**What is being asked:**
Could each entry be returned exactly as it appears?

== Data ==

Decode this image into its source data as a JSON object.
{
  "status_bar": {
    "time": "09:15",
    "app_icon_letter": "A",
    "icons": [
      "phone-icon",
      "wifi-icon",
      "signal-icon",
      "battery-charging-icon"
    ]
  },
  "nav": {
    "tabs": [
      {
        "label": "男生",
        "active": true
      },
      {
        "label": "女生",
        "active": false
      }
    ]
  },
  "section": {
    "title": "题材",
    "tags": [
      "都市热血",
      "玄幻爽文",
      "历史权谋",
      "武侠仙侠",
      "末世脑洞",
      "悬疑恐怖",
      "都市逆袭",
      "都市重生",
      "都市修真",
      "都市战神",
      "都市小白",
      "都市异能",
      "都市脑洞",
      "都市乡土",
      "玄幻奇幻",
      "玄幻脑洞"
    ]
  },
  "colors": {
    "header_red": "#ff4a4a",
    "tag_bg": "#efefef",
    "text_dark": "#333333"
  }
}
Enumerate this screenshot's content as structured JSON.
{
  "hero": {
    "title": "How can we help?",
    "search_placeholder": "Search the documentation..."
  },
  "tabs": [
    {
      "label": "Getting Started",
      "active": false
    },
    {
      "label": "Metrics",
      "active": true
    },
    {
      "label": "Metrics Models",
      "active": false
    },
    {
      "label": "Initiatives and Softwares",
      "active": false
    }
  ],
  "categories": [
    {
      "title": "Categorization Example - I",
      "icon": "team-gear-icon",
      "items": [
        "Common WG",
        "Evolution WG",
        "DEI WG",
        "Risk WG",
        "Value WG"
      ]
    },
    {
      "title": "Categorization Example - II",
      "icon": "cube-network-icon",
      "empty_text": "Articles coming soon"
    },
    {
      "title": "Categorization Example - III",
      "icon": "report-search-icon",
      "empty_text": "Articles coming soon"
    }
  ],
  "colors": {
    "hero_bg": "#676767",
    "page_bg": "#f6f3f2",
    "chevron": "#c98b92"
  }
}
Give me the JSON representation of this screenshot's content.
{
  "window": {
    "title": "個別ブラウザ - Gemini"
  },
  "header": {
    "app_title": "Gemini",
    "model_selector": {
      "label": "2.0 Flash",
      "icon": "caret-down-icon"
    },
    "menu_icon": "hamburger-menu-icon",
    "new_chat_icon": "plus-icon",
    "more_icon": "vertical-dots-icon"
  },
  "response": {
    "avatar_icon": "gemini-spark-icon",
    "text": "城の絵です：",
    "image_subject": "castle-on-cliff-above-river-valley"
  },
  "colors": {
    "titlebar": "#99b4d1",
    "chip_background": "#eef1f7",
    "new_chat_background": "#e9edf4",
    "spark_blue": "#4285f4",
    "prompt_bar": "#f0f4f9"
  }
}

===

**Solved exercise:**
Decode this image into its source data as a JSON object.
{
  "status_bar": {
    "time": "09:15",
    "app_icon_letter": "A",
    "icons": [
      "phone-icon",
      "wifi-icon",
      "signal-icon",
      "battery-charging-icon"
    ]
  },
  "nav": {
    "tabs": [
      {
        "label": "男生",
        "active": true
      },
      {
        "label": "女生",
        "active": false
      }
    ]
  },
  "section": {
    "title": "题材",
    "tags": [
      "都市热血",
      "玄幻爽文",
      "历史权谋",
      "武侠仙侠",
      "末世脑洞",
      "悬疑恐怖",
      "都市逆袭",
      "都市重生",
      "都市修真",
      "都市战神",
      "都市小白",
      "都市异能",
      "都市脑洞",
      "都市乡土",
      "玄幻奇幻",
      "玄幻脑洞"
    ]
  },
  "colors": {
    "header_red": "#ff4a4a",
    "tag_bg": "#efefef",
    "text_dark": "#333333"
  }
}
Enumerate this screenshot's content as structured JSON.
{
  "hero": {
    "title": "How can we help?",
    "search_placeholder": "Search the documentation..."
  },
  "tabs": [
    {
      "label": "Getting Started",
      "active": false
    },
    {
      "label": "Metrics",
      "active": true
    },
    {
      "label": "Metrics Models",
      "active": false
    },
    {
      "label": "Initiatives and Softwares",
      "active": false
    }
  ],
  "categories": [
    {
      "title": "Categorization Example - I",
      "icon": "team-gear-icon",
      "items": [
        "Common WG",
        "Evolution WG",
        "DEI WG",
        "Risk WG",
        "Value WG"
      ]
    },
    {
      "title": "Categorization Example - II",
      "icon": "cube-network-icon",
      "empty_text": "Articles coming soon"
    },
    {
      "title": "Categorization Example - III",
      "icon": "report-search-icon",
      "empty_text": "Articles coming soon"
    }
  ],
  "colors": {
    "hero_bg": "#676767",
    "page_bg": "#f6f3f2",
    "chevron": "#c98b92"
  }
}
Give me the JSON representation of this screenshot's content.
{
  "window": {
    "title": "個別ブラウザ - Gemini"
  },
  "header": {
    "app_title": "Gemini",
    "model_selector": {
      "label": "2.0 Flash",
      "icon": "caret-down-icon"
    },
    "menu_icon": "hamburger-menu-icon",
    "new_chat_icon": "plus-icon",
    "more_icon": "vertical-dots-icon"
  },
  "response": {
    "avatar_icon": "gemini-spark-icon",
    "text": "城の絵です：",
    "image_subject": "castle-on-cliff-above-river-valley"
  },
  "colors": {
    "titlebar": "#99b4d1",
    "chip_background": "#eef1f7",
    "new_chat_background": "#e9edf4",
    "spark_blue": "#4285f4",
    "prompt_bar": "#f0f4f9"
  }
}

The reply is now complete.